On one side, you've got independent publishing authors, many of whom are singing "ding, dong, the wicked Gatekeeper is dead!" Publishers used to be gatekeepers for books - they would pick from the submissions they got the books which they felt the public would pay to read. About a decade or so ago, publishers (largely) ditched that role, handing it instead to agents. Agents once had the job of just going over contracts to get the best deal for writers. Suddenly, agents had to guess what publishers were guessing that readers would pay to read. It's really no wonder that a lot of perfectly good books were getting missed by this convoluted system. It's not the agents' fault, or the publishers' fault. They were all doing the best they could to bring the books which would sell best to market.
But when you've got third parties guessing at what second parties guess the first party will like, it's almost a game of telephone in reverse - and about as messy as telephone usually gets. So indie writer are thrilled by the ability to bypass the agents and publishers as gatekeepers and go direct to readers.
Other folks are not so thrilled. There are many who worry that the loss of the gatekeepers will cause a deluge of "bad" writing which will flood the market, making it impossible to find good books and turning readers off.
I think both of these groups are forgetting something very important, and that's who the final arbiters of taste have always been:
Not agents, not publishers, but the people who buy and then read the books. These are the folks who have always decided what is good and what is not. And I think they'll be able to continue to manage that role just fine, as things settle down. Even with a deluge of bottom-drawer novels pouring out into the market.
Gatekeeping by the Masses:

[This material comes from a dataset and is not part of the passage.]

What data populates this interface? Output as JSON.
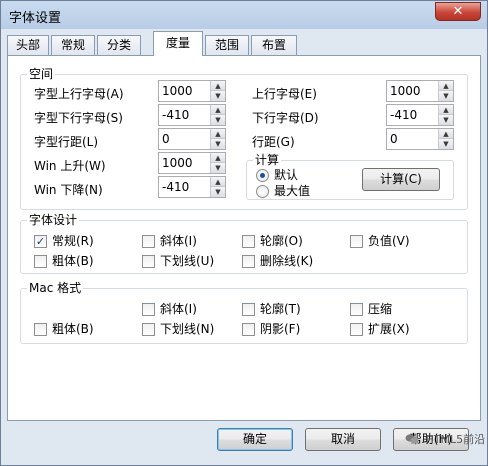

Crowd-sourced curation actually works pretty well. We see it in video, with YouTube. The videos that are not liked, sink. The videos which some cliques like rise in those groups. The videos which hit the mass public in some manner rise to the very top. It's more or less the same in music today, too, with some indie groups able to compete pretty well for listeners with top labels. IF they are good enough to be liked by a bunch of folks. I think we're just going to see the same thing happen in books.
Lets face it - for every hundred of us who hates having to guess if something is good or not, there is some fraction of the population who loves going out to find the next big thing. They love being one of the folks who "discovered" a new video, new blog, new writer, new musician. It's all about the joy of discovery for the explorer mindset, and the internet provides an almost inexhaustible supply of new material to explore. It's these folks who are out there right now looking for the next good bit of digital data so they can tell all their friends about it; who will then tell all their friends, who then tell all theirs...
New Boss: Same as the Old Boss:
What some folks have missed in their worry about change is that the real gatekeeper is not going away. Or even changing. The agents and publishers were always acting as gatekeepers for the reader - who has always been the final gatekeeper. With the importance of additional levels of gatekeeping ading (gone already, some might suggest), what we've really lost is the levels of folks guessing at what the real gatekeepers are looking for.
I think readers are a lot smarter and more savvy than many folks are giving them credit for. Readers know what they enjoy reading, and they're not going to bother with books or writers they don't like. So to the indie writers who glory in the death of the gatekeeper: never forget who the real boss is, the guy who pays your rent. The reader. For the folks who worry that the death of agent/publisher curation will cause a dark age for literature - recall that agents have only done gatekeeping for a decade or two, and publishers only for the last half century. Literature did just fine before that, and will continue doing just fine now that writers are again able to go direct to the primary gatekeeper.